Sixty-five years ago this month, December 2, 1954, McCarthy was finally censured by the US Senate and the witch hunts came to an end. It did not end the House Committee on Un-American Activities efforts to shut down democracy in America, but at least it stopped the worst oppression of minority voices in the land—the effort to destroy any faith in our major institutions reaching all the way up to the State Department and the U.S. Army.
If I had a hammer I’d keep on a-marching on the road to freedom, and my hammer would be striking fire. I would vote in the next election, and would vote for anyone the Democrats nominate to replace President Trump. We don’t need another McCarthy, or someone who is so close in spirit as to make the difference negligible. If anything, we need another Pete and Lee Hays, someone who believes in the power of song to make a difference. “If I had a hammer I’d hammer in the morning, I’d hammer in the evening, I’d hammer out danger, I’d hammer out a warning,… all over this land.”
And I’d remember dates like this one, because “those who don’t remember the past are condemned to repeat it.” What philosopher George Santayana (16 December 1863 in Madrid, Spain—26 September 1952 in Rome, Italy) said is still true today: “Skepticism is the chastity of the intellect. To covet truth is a very distinguished passion.”
We who believe in truth don’t talk about “fake news” and “alternative facts.” We don’t hold the line at Democrats and Republicans~ we build bridges over troubled waters, and believe in country over party.
We believe with Woody Guthrie, This Land Is Your Land, and with JFK and Gunnar Myrdal this is “A Nation of Immigrants,” and with Emma Lazarus, author of The New Colossus:
We have seen this noble dream die a hard death recently, at the southern border, with children locked in cages, and Dreamers told it’s too late to dream. But we who grew up in the 1950s and ‘60s will always remember that Martin Luther King had a dream too, that even an assassin’s bullet couldn’t kill. We still believe in his dream.

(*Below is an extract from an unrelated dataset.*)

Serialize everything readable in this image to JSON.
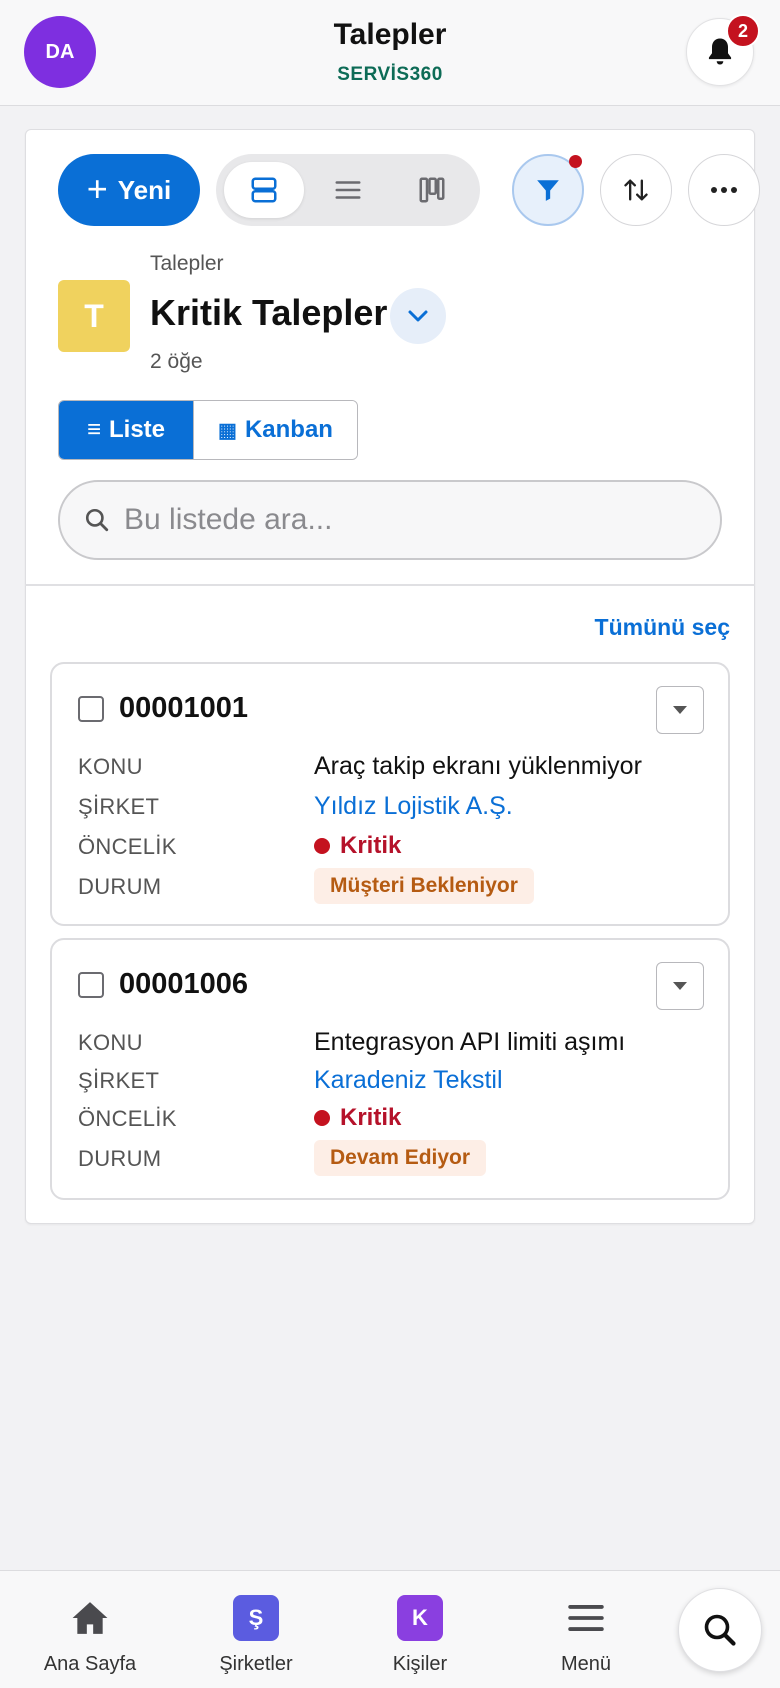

We who marched with Len Chandler and heard Bob Dylan and Joan Baez sing at the March on Washington will not rest until, as Dr. King said, “Justice rolls down like water, and righteousness like a mighty stream.” We who heard Joan sing We Shall Overcome are still marching and still dreaming—for gays and lesbians now, for environmentalists, human rights activists, and Native Americans, and we vote. Most recently we elected the very first African-American mayor of Montgomery, Alabama, the same segregated city that Mrs. Rosa Parks refused to move to the back of the bus for, and launched the Montgomery Bus Boycott for—led by a young preacher named Martin Luther King, Jr.
We haven’t forgotten those terrible times. We heard Pete Seeger sing If I Had a Hammer, and we heard Bob Dylan sing Blowing In the Wind. Who would have thought at the time that Dylan would go on to win the Nobel Prize for Literature? If that is possible anything is possible—even a small election. That is why we march and sing,

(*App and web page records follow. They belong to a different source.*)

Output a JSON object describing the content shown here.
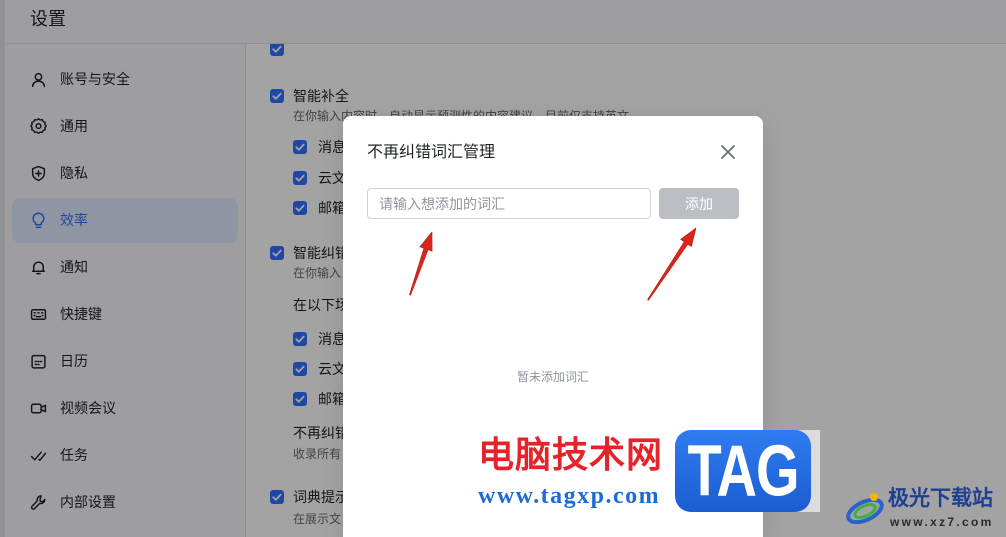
{
  "window": {
    "title": "设置"
  },
  "sidebar": {
    "items": [
      {
        "label": "账号与安全",
        "icon": "user-icon",
        "selected": false
      },
      {
        "label": "通用",
        "icon": "gear-icon",
        "selected": false
      },
      {
        "label": "隐私",
        "icon": "shield-icon",
        "selected": false
      },
      {
        "label": "效率",
        "icon": "lightbulb-icon",
        "selected": true
      },
      {
        "label": "通知",
        "icon": "bell-icon",
        "selected": false
      },
      {
        "label": "快捷键",
        "icon": "keyboard-icon",
        "selected": false
      },
      {
        "label": "日历",
        "icon": "calendar-icon",
        "selected": false
      },
      {
        "label": "视频会议",
        "icon": "video-icon",
        "selected": false
      },
      {
        "label": "任务",
        "icon": "task-check-icon",
        "selected": false
      },
      {
        "label": "内部设置",
        "icon": "wrench-icon",
        "selected": false
      }
    ]
  },
  "settings": {
    "clipped_top": {
      "checked": true
    },
    "smart_complete": {
      "label": "智能补全",
      "checked": true,
      "description": "在你输入内容时，自动显示预测性的内容建议，目前仅支持英文",
      "options": [
        {
          "label": "消息",
          "checked": true
        },
        {
          "label": "云文",
          "checked": true
        },
        {
          "label": "邮箱",
          "checked": true
        }
      ]
    },
    "smart_correct": {
      "label": "智能纠错",
      "checked": true,
      "description": "在你输入",
      "scenes_label": "在以下场",
      "options": [
        {
          "label": "消息",
          "checked": true
        },
        {
          "label": "云文",
          "checked": true
        },
        {
          "label": "邮箱",
          "checked": true
        }
      ]
    },
    "no_correct": {
      "label": "不再纠错",
      "description": "收录所有"
    },
    "dictionary_hint": {
      "label": "词典提示",
      "checked": true,
      "description": "在展示文"
    }
  },
  "dialog": {
    "title": "不再纠错词汇管理",
    "input_placeholder": "请输入想添加的词汇",
    "add_label": "添加",
    "empty_text": "暂未添加词汇"
  },
  "watermarks": {
    "site_name": "电脑技术网",
    "site_url": "www.tagxp.com",
    "logo_text": "TAG",
    "brand_name": "极光下载站",
    "brand_url": "www.xz7.com"
  },
  "colors": {
    "accent": "#3370ff",
    "button_disabled": "#bbbfc4",
    "annotation_arrow": "#d9261c",
    "watermark_red": "#e5232b",
    "watermark_blue": "#1c6bd6"
  }
}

It’s the hammer of danger,
It’s the bell of freedom,
It’s a song about love between my brothers and my sisters, All over this land.
We believe with Cassius that “The fault, Dear Brutus, is not in our stars, but ourselves” that we get the government that we deserve. And it is up to us to change it.
As Carl Oglesby said, “Only the American people can do that. Only the people should.”
Ross Altman has a PhD in Modern Literature from SUNY-Binghamton (1973); belongs to Local 47 (AFM); presides over the Santa Monica Traditional Folk Music Club; and writes for FolkWorks; Ross may be reached at firstname.lastname@example.org